* _DIRECTIONS FOR THIS TASK_
Please state how many lines below include the word "kind"; the reply should be the number only.

(Items from an interface collection)
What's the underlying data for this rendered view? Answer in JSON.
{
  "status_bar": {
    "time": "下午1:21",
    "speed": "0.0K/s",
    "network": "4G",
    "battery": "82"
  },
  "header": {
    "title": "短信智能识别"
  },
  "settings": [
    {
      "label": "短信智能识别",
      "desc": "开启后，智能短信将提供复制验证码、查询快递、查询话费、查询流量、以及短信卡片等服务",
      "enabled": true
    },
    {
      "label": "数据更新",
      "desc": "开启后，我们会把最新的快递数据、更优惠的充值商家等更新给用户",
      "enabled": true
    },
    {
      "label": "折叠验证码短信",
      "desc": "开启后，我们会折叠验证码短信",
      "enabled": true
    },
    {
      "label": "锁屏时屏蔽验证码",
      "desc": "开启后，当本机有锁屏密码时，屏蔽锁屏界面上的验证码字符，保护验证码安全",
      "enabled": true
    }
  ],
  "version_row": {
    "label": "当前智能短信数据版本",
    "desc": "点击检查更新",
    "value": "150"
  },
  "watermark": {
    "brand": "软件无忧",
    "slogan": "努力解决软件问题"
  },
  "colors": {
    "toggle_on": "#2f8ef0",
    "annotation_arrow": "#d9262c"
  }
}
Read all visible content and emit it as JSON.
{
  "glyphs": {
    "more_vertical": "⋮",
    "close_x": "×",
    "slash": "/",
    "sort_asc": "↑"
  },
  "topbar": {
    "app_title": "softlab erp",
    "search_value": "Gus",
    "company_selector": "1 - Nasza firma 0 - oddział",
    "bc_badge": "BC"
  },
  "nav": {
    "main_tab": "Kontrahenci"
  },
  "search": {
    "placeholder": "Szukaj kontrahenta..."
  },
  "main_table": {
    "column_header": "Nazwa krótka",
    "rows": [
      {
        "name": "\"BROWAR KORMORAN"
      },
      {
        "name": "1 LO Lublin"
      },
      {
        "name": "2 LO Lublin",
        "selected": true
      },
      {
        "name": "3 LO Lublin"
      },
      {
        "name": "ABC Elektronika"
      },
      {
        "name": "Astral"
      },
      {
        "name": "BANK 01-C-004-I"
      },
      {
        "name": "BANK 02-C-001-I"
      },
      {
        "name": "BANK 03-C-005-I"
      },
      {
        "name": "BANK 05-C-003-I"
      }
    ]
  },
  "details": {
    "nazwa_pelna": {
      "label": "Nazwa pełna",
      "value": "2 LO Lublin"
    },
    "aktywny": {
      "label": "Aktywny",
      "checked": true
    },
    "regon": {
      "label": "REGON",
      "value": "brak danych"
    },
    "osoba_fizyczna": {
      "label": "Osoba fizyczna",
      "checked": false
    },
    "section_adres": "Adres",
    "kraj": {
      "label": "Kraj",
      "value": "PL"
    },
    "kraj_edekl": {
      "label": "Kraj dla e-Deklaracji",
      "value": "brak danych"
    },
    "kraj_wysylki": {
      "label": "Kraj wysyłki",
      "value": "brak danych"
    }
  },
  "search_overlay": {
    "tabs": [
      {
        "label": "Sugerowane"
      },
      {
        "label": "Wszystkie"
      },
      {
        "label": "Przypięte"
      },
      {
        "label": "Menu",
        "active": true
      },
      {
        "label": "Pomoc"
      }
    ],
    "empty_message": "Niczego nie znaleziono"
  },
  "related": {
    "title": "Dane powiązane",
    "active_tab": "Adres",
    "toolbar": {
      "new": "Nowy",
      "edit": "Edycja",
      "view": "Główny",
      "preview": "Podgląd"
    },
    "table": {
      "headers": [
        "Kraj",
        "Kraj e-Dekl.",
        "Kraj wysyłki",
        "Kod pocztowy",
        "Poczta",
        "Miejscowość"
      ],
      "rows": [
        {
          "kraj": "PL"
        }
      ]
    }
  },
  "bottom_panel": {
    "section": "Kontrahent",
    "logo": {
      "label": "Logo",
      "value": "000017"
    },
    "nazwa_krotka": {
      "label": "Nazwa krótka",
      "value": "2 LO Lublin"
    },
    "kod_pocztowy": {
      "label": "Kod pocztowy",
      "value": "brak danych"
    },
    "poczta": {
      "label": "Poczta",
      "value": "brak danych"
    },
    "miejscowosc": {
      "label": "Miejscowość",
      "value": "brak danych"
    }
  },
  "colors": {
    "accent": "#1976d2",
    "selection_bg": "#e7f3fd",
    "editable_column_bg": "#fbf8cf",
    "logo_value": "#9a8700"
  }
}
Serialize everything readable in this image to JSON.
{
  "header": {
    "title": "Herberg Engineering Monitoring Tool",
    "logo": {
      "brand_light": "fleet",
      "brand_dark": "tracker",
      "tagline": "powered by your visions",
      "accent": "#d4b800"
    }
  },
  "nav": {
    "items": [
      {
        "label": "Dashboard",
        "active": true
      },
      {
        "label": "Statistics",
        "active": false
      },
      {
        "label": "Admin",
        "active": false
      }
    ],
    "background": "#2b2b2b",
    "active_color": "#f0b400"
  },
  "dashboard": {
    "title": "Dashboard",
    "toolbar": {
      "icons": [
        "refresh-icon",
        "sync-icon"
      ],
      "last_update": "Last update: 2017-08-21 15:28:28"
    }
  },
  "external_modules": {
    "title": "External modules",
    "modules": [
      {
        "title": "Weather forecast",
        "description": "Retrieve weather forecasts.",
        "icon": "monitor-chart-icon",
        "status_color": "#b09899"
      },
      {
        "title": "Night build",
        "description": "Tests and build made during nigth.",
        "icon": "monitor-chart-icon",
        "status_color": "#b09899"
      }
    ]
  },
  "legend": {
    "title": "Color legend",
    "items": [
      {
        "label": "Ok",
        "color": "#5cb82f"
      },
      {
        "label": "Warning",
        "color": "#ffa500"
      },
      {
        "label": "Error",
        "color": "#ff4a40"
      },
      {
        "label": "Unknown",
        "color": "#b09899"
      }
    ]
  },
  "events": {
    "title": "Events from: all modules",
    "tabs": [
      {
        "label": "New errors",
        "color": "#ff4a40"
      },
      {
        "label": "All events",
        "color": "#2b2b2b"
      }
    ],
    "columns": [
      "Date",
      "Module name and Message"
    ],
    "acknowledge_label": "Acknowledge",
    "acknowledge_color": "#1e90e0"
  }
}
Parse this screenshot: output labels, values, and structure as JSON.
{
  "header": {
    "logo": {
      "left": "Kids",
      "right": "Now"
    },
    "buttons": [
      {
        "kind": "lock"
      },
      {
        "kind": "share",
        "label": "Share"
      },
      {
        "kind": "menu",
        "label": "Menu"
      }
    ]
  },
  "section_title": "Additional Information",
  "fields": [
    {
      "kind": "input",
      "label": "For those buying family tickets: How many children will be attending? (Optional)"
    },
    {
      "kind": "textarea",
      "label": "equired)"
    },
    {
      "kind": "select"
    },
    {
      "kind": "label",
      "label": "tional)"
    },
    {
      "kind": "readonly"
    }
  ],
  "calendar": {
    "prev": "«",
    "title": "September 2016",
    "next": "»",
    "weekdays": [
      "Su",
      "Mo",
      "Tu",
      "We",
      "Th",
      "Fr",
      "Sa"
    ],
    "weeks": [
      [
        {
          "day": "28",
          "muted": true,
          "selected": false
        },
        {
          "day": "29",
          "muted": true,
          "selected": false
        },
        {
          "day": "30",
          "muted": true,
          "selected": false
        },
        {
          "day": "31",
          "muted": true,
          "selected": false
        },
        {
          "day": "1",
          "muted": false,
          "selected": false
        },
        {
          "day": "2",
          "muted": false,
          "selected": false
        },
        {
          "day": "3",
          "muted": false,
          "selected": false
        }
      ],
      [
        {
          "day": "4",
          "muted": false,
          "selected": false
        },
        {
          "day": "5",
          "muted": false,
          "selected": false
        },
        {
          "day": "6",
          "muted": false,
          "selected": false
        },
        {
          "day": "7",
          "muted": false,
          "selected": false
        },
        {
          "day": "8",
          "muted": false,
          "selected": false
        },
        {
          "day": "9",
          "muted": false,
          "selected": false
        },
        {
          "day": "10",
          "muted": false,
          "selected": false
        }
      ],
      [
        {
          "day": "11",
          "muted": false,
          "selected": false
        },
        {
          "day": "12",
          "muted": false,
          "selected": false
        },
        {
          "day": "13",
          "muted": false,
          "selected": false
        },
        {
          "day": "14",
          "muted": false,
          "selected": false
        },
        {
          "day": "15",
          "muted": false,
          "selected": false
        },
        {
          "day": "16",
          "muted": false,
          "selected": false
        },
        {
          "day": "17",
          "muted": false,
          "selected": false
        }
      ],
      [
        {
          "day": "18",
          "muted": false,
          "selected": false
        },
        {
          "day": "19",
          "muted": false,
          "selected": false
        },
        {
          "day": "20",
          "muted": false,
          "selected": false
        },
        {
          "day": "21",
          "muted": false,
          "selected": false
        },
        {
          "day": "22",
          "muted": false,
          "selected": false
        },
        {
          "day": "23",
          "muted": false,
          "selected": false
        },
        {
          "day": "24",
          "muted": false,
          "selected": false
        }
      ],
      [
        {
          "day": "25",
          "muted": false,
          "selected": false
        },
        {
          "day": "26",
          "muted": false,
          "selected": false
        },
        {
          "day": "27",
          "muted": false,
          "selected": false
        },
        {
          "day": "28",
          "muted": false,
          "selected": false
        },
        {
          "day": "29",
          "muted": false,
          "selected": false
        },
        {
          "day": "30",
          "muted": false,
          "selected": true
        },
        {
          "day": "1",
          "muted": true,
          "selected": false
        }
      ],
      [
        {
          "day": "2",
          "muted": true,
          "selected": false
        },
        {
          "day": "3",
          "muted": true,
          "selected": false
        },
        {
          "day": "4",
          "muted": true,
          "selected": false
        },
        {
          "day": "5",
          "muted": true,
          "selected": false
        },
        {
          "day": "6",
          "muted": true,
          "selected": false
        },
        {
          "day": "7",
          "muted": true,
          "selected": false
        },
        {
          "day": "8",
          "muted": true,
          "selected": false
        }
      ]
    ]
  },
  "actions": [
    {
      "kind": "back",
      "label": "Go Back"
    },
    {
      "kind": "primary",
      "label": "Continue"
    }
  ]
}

* _SOLUTION TO THIS PROBLEM_
10